Could you write out, exactly and with no pictures, every line from the one containing "Transcribe this image's" through the last line of the entries?

▼

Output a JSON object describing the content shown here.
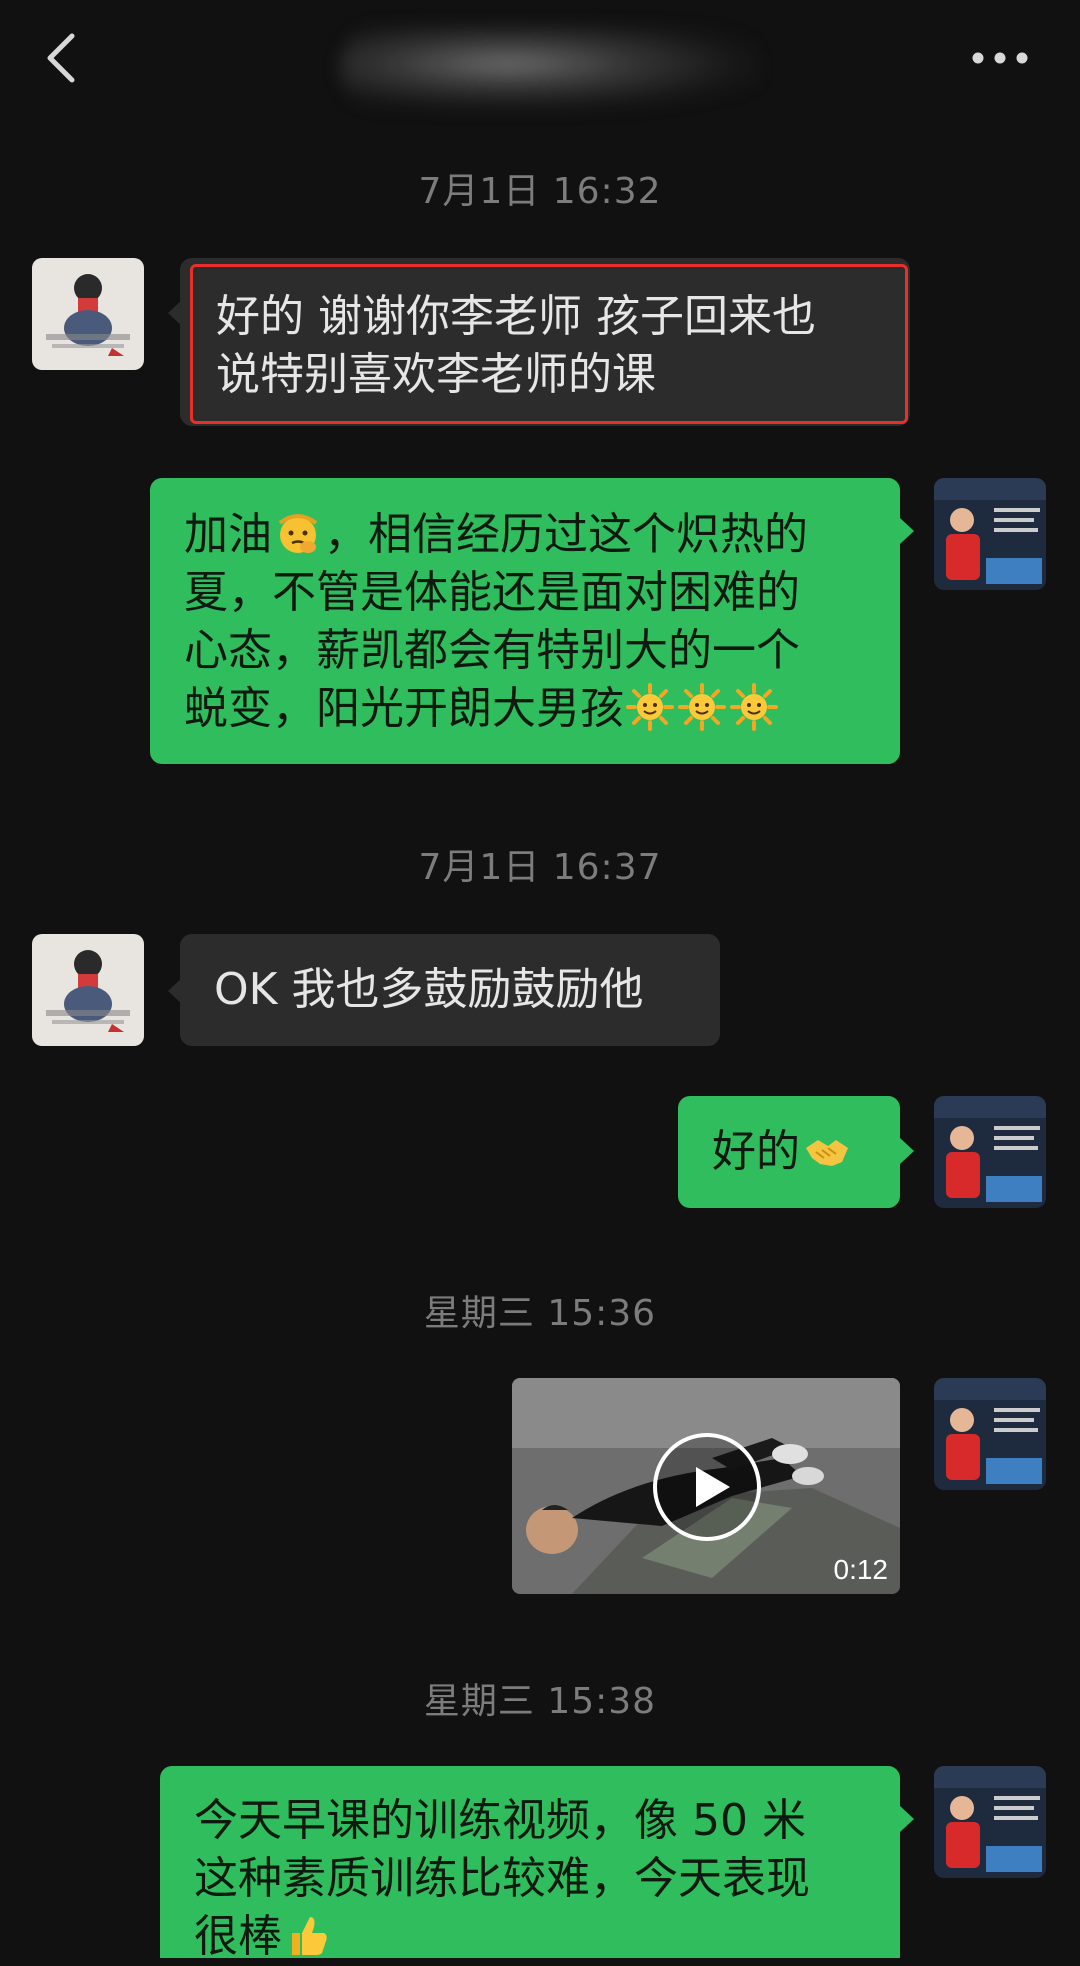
{
  "header": {
    "back_icon": "chevron-left-icon",
    "more_icon": "more-dots-icon",
    "title_blurred": true
  },
  "messages": [
    {
      "type": "timestamp",
      "text": "7月1日 16:32"
    },
    {
      "type": "incoming",
      "text_lines": [
        "好的  谢谢你李老师 孩子回来也",
        "说特别喜欢李老师的课"
      ],
      "highlighted": true,
      "highlight_color": "#e8302a"
    },
    {
      "type": "outgoing",
      "text_lines": [
        "加油",
        "，相信经历过这个炽热的",
        "夏，不管是体能还是面对困难的",
        "心态，薪凯都会有特别大的一个",
        "蜕变，阳光开朗大男孩"
      ],
      "emojis": [
        "thinking-salute-emoji",
        "sun-emoji",
        "sun-emoji",
        "sun-emoji"
      ]
    },
    {
      "type": "timestamp",
      "text": "7月1日 16:37"
    },
    {
      "type": "incoming",
      "text": "OK  我也多鼓励鼓励他"
    },
    {
      "type": "outgoing",
      "text": "好的",
      "emojis": [
        "handshake-emoji"
      ]
    },
    {
      "type": "timestamp",
      "text": "星期三 15:36"
    },
    {
      "type": "outgoing_video",
      "duration": "0:12"
    },
    {
      "type": "timestamp",
      "text": "星期三 15:38"
    },
    {
      "type": "outgoing",
      "text_lines": [
        "今天早课的训练视频，像 50 米",
        "这种素质训练比较难，今天表现",
        "很棒"
      ],
      "emojis": [
        "thumbs-up-emoji"
      ]
    }
  ],
  "colors": {
    "background": "#111111",
    "incoming_bubble": "#2c2c2c",
    "outgoing_bubble": "#2fbd5e",
    "timestamp": "#7c7c7c"
  }
}
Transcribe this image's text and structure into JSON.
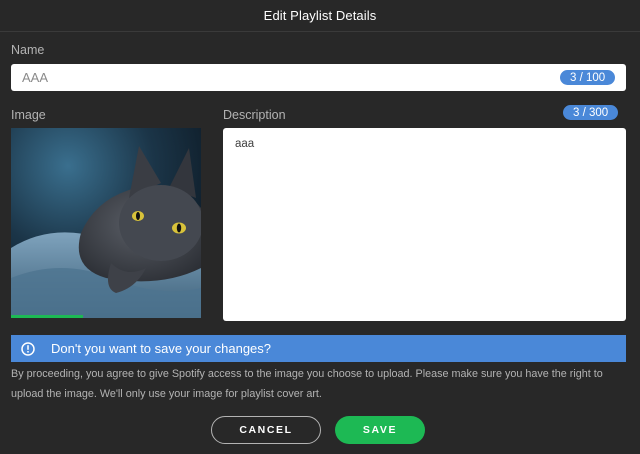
{
  "dialog": {
    "title": "Edit Playlist Details"
  },
  "name": {
    "label": "Name",
    "value": "AAA",
    "counter": "3 / 100"
  },
  "image": {
    "label": "Image",
    "upload_progress": 0.38
  },
  "description": {
    "label": "Description",
    "value": "aaa",
    "counter": "3 / 300"
  },
  "banner": {
    "text": "Don't you want to save your changes?",
    "icon": "info-icon"
  },
  "disclaimer": "By proceeding, you agree to give Spotify access to the image you choose to upload. Please make sure you have the right to upload the image. We'll only use your image for playlist cover art.",
  "buttons": {
    "cancel": "CANCEL",
    "save": "SAVE"
  },
  "colors": {
    "background": "#282828",
    "accent_blue": "#4a88d8",
    "green": "#1db954",
    "field": "#ffffff"
  }
}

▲

▶ _Finished task_:
Transcribe this image's text and structure into JSON.
{
  "dialog": {
    "title": "Edit Playlist Details"
  },
  "name": {
    "label": "Name",
    "value": "AAA",
    "counter": "3 / 100"
  },
  "image": {
    "label": "Image",
    "upload_progress": 0.38
  },
  "description": {
    "label": "Description",
    "value": "aaa",
    "counter": "3 / 300"
  },
  "banner": {
    "text": "Don't you want to save your changes?",
    "icon": "info-icon"
  },
  "disclaimer": "By proceeding, you agree to give Spotify access to the image you choose to upload. Please make sure you have the right to upload the image. We'll only use your image for playlist cover art.",
  "buttons": {
    "cancel": "CANCEL",
    "save": "SAVE"
  },
  "colors": {
    "background": "#282828",
    "accent_blue": "#4a88d8",
    "green": "#1db954",
    "field": "#ffffff"
  }
}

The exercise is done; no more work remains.